Pap smear saves lives
Many women find a Pap smear test to be uncomfortable or scary and try to avoid going to their gynaecologist because of it. But the few minutes of discomfort are ultimately worth the health benefits. Pap smears help to identify suspicious cells in your cervix that could signal a precancerous condition.
With April being observed as Cervical Cancer Awareness Month, the experience of Donna Marie Vernon, a crane operator at the Kingston Freeport Terminal, indicates why it is very important to get examined before it is too late.
A vivacious individual, Vernon, while working as a female machinist at a factory in Kingston, participated in a drive by the Jamaica Cancer Society (JCS) and had her Pap smear done. She recalled that all the other women, after completing the test, complained profusely about how difficult it was for them.
As one who does not back down from any challenge, facing her fears head on, Vernon completed the test and returned to her colleagues, pondering why they found the test to be so difficult. “I didn’t know why they were so afraid to do it. I did the test and literally laughed at the reasons they gave for being hesitant. I was told to wait one month for the results, and I continued doing my job as per usual. I actually forgot about it, until the results came back for the others,” Vernon said.
When the results were received by her place of employment, all the females received theirs except her. Vernon became quite concerned, and wanted to know why her results were left behind. “I was a bit upset because I was wondering why everyone else received theirs and I didn’t. I went to the nurse and she told me that I would receive it in the mail. That response did not go down well with me, but no matter how I questioned the situation, I did not receive a favourable response,” Vernon said.

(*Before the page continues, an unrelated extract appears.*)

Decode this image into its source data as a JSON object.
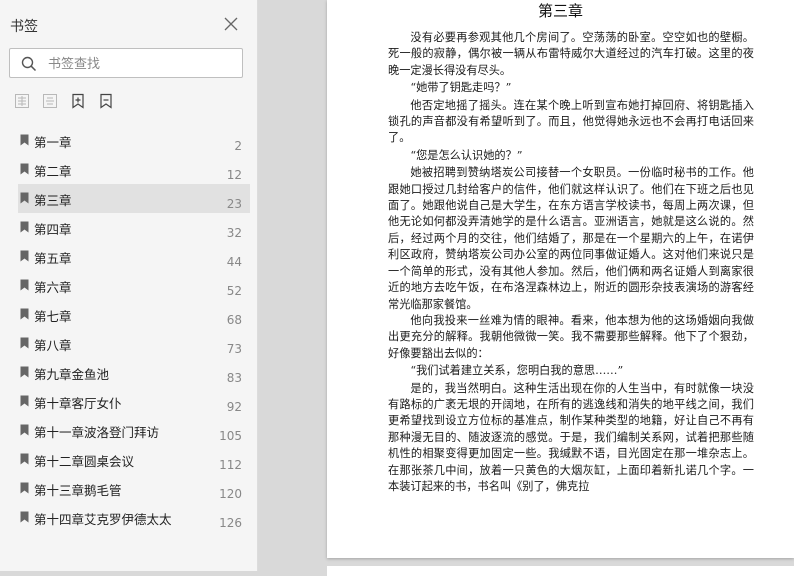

Two weeks later, Vernon, while on her way home from work, received the much-anticipated mail. “When I opened it and read it, I felt my feet get heavy, and I could barely move. The results said I had cervical cancer. I was overcome with emotions, and the thoughts of leaving my children behind flashed across my mind. After I composed myself, I didn’t tell anyone,” she said.
For over a week after she received the results, Vernon, known to her community of St John’s Road as ‘Miss Green Boy’, was unable to eat or sleep. Having been advised to visit the JCS, after receiving the result, Vernon visited their offices with much anticipation. There she received much-needed counselling and advice that helped her to overcome the illness.
“The nurse said, ‘We have found it early, you are not going to die’, and this is what helped me through. I kept this one line at the forefront of my mind for the entire time and used every ounce of strength that I could to overcome,” Vernon said.
Still guarding her cervical cancer results to herself, Vernon, who is one of two women working as crane operators at the Kingston Freeport Terminal, underwent surgery.
“It was a non-evasive surgery. For the entire procedure, I cried quietly. I could literally smell the flesh burning, and I lay there praying and asking God to carry me through. The fact that I didn’t tell anyone weighed heavily on my mind, because if I had died that day, no one would have known at that time what I was going through,” she said.
Vernon is encouraging all women to have their Pap smears done yearly. “Trust me, if it wasn’t caught early I don’t know what would have happened. I have three children and the third one was born afterwards. Having a Pap smear done could save your life,” she said.